Date Posted: 5/27/2014 7:42 PM ET
Member Since: 9/14/2009
Posts: 611
Back To Top

I'm reading one of Frederick Marryat's classic sea novels called 'The King's Own'.  Somewhat different in style from Patrick O'Brian's Aubrey/Maturin series, but that is to be expected due to when they were written. Marryat's sea novels are excellent! I'll definitely read as many as I can, as it is easy to load them on my Kindle.

Date Posted: 5/28/2014 6:48 AM ET
Member Since: 6/30/2008
Posts: 2,609
Back To Top

I would like to read one of those Marryat books. I think pbs has one available. Marryat seems to have been very prolific. I just got a nice copy of The Cruel Sea by Nicholas Monsarrat. I haven't read it yet but from what I have read about the book it sounds a lot like The Captain by Jan De Hartog which I read many years ago.

A book that made a big impression on me when I was in middle school was Storm Canvas by Armstrong Sperry. It's a sea adventure story set during the American revolution. Of course an even bigger impression was made by Treasure Island.

I have to make a correction. Storm Canvas is not set during the Amer Revolution. It is the War of 1812.



Last Edited on: 6/1/14 10:25 AM ET - Total times edited: 1
Date Posted: 5/28/2014 6:52 PM ET
Member Since: 9/14/2009
Posts: 611
Back To Top

Thanks for the tip on Nicholas Monsarrat. I just ordered a copy of 'Cruel Sea' from PBS. Though I can't explain why, I collect books about U-Boats, so I thought 'Cruel Sea' would be interesting to read. Needless to say, one of my favorite movies is Das Boot!  Also, I'd never heard of Jan De Hartog, so I put 'The Captain' on my TBR list as I located a copy at one of my local libraries. No library near me has 'Storm Canvas' though. Darn. Thanks again for putting me onto some new sea stories Charles.

Date Posted: 5/28/2014 8:52 PM ET
Member Since: 6/30/2008
Posts: 2,609
Back To Top

golly. you have gotten a lot done this afternoon.
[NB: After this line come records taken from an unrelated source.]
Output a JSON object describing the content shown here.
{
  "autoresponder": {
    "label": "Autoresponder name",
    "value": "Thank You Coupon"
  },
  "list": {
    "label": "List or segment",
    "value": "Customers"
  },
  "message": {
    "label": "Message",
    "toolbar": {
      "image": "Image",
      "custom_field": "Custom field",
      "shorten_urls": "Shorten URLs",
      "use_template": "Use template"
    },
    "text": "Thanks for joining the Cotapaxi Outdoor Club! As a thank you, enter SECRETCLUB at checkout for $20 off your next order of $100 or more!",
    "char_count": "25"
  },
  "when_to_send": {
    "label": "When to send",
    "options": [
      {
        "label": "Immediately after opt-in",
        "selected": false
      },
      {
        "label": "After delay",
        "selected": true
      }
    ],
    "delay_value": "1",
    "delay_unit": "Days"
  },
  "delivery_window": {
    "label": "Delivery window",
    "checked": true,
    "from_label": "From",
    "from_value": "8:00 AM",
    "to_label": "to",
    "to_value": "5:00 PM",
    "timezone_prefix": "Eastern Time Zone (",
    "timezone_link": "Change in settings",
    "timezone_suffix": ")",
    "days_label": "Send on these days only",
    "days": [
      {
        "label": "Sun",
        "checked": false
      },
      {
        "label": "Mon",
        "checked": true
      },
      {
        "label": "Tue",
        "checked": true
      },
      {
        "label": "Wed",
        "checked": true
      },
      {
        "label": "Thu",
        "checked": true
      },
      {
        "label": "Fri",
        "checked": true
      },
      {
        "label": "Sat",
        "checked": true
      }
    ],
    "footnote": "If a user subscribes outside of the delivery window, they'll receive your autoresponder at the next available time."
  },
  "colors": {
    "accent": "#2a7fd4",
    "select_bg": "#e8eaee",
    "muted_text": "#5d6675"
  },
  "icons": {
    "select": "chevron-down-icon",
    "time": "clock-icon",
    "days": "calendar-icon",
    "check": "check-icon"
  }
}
Speaking of submarines, what was that movie that had Clark Gable and Burt Lancaster in a submarine?

I think De Hartog's best known book is probably The Peaceable Kingdom. This is a book about the Quakers in America.



Last Edited on: 5/28/14 8:56 PM ET - Total times edited: 1
Date Posted: 5/29/2014 11:54 AM ET
Member Since: 9/14/2009
Posts: 611
Back To Top

I believe the movie is 'Run Silent, Run Deep' (1958). It is interesting to note DeHartog was a Quaker himself. I admire the Quaker ethos of working for the good of others that purportedly runs throughout the novel; however, being an Atheist, I try to bypass literature with strong religious theme as I find I have little patience for it. If I like his sea novel, I'll certainly try other of his works.



Last Edited on: 5/30/14 7:15 PM ET - Total times edited: 1
Page: